The day announced itself with quiet rays of sunlight peeking across the mountain tops, the valley below still hidden in shadows. After a quiet night next to the river bed, it was time to get going in the cool of the morning, get away from the humdrum of the well travelled road that we had left the day before. Lumley was ready to go, I quickly fed her and packed up, time to motor on down along the river bed. I wanted to see some desert elephants, it had been a while, so we took the road less travelled, a two-track down the river towards the coast. A sandy road that would challenge me and the land rover, but we had done similar trips before and the 4-wheeler could cope if I did my bit.
Once I had packed up and checked that nothing was left behind, I had a a slow walk around the camp site looking at animals tracks; a few kudu tracks at a distance from the camp site and the expected jackal tracks that led up to the fire from the previous evening, no indication of lion or leopard. Some fading elephant tracks, a few days old and heading west, were an early promise of elephants down river. Lumley was running around sniffing everything, this was a different world for her; after some cajoling, she reluctantly jumped up into her seat and we followed the river downstream. I was a little vary, not knowing where the elephants may be, as the track was surrounded by high brush on both sides. On a previous trip down a different valley, I had to do some rather rapid reverse driving to escape a young bull elephant on testosterone overload. The kind of story you may want to tell your grandchildren, if you survive, but not exactly a pleasant experience at the time.
“Lumley, time to hit the road”, she just wagged her tail and smiled doggy fashion, tongue hanging out, poked her head out the window and barked once in approval. It was slow going, the way we liked it, I hummed some random tunes and chatted with Lumley, whose tail wagging I took to be agreement. After a few miles the track took a turn away from the river and up the side of the valley. I stopped on a crest and we got out the car, both Lumley and myself having a good stretch. I looked down into the valley and noticed that the river had formed a big pool with a big herd of antelope to one side, not drinking as would be expected, but looking across the water at the opposite river bank. I got out my binoculars to have a closer look and spotted four lions, two youngsters having a playful fight and a mature male and female. The latter two were clearly in the mating zone and I decided to get some lunch for Lumley and myself, then settled down to watch the show for a while. I let Lumley go on discovery while keeping a close eye on her, I did not want her to startle the antelope that were on our side of the river. She’s a good dog, kind-of “gets it” and after a while she came to lie at my feet, falling asleep in quick time. Down below the male lion was keen to let the whole valley know of his conquest with a load roar every time he mounted the female; a lion’s roar does travel well and still instils fear in me every time I hear it, even in the distance. The antelope slowly meandered towards the water, thirst driving them onward, there was a tense equilibrium around the pool. I noted that the track turned back down the hill and passed next to the pool, not too far from the lions, though these were on the opposite bank. Time to get out the camera, there were potentially some good shots on offer. I started the car, allowed the animals in the valley to settle and get used to the strange noise, then slowly drove down the hill so as not to disturb the animals too much. They were clearly not conditioned to cars and humans, unlike in the game reserves further north, we were in their territory. Fortunately, the antelope settled fairly quickly and the lions did not seem to care, the youngsters playing and the adults, well, you know what I’m getting at.
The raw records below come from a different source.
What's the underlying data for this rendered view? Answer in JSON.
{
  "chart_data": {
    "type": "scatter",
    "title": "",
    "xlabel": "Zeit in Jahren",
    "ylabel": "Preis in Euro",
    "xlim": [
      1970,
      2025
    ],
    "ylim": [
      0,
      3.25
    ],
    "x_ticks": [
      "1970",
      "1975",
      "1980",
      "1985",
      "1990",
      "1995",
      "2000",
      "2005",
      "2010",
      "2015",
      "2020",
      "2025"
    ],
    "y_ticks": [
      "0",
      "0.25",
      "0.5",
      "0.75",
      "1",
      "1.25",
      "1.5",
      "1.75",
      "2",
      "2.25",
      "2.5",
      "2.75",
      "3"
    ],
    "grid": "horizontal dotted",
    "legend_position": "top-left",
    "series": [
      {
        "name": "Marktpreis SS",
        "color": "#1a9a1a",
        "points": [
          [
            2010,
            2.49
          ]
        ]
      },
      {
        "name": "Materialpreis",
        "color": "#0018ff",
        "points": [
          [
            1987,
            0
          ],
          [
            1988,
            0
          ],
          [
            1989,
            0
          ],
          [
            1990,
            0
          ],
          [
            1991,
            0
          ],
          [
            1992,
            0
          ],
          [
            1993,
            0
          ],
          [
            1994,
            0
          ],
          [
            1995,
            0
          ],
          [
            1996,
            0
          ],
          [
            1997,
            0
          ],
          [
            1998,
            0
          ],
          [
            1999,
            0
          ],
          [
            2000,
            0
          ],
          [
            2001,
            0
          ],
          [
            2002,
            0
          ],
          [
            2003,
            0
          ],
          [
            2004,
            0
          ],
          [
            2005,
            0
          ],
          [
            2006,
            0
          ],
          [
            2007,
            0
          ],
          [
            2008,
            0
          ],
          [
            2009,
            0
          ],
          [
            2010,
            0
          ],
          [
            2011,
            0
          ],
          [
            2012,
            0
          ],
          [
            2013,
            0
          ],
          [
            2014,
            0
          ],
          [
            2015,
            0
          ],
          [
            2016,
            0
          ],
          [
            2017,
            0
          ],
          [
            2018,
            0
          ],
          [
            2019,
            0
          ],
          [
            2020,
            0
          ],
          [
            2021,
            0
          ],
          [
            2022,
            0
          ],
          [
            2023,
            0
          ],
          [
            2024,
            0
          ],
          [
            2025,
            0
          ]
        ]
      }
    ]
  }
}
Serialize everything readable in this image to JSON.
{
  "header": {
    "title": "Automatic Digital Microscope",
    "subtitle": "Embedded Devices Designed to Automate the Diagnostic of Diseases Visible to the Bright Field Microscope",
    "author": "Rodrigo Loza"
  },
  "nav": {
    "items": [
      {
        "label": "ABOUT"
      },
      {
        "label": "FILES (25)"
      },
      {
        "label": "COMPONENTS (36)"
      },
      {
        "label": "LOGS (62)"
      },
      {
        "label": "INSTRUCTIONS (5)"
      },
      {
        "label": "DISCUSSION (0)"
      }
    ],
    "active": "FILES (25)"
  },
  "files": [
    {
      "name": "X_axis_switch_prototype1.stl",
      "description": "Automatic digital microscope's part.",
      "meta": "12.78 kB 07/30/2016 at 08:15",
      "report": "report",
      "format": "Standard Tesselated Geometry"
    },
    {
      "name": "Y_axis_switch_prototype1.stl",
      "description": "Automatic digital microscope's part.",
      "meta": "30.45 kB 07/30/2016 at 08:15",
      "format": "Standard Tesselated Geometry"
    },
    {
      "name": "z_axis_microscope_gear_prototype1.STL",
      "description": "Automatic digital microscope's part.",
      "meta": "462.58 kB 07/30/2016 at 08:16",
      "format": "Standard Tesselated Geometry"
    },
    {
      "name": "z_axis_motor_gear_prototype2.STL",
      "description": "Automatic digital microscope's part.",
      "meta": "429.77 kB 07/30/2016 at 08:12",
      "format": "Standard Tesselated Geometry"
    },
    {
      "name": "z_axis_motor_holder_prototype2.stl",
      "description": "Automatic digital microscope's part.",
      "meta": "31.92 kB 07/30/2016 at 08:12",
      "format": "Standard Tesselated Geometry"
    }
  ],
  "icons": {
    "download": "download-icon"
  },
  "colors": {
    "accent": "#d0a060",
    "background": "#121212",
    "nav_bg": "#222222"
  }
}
Lumley was not comfortable, it may have been the smell of the lions, and she lay down next to me with her head in my lap, a clear signal that a cuddle was requested. At an opportune point I stopped the car and set up my camera for some photography while also “enjoying the moment”. I contemplated staying there for a few hours, but we needed to move on to a camping spot away from the lions, it was not safe here for either of us. Slowly I drove away, heading west, we might come back tomorrow.
The sun settled behind the mountains. It would be a cold night with the stars at their brilliant best against the dark desert sky. Sleep would come easily for both of us. I looked at Lumley: “Are we going to see elephants tomorrow?” She wagged her tail in excitement, we fell asleep. Life in the slow lane.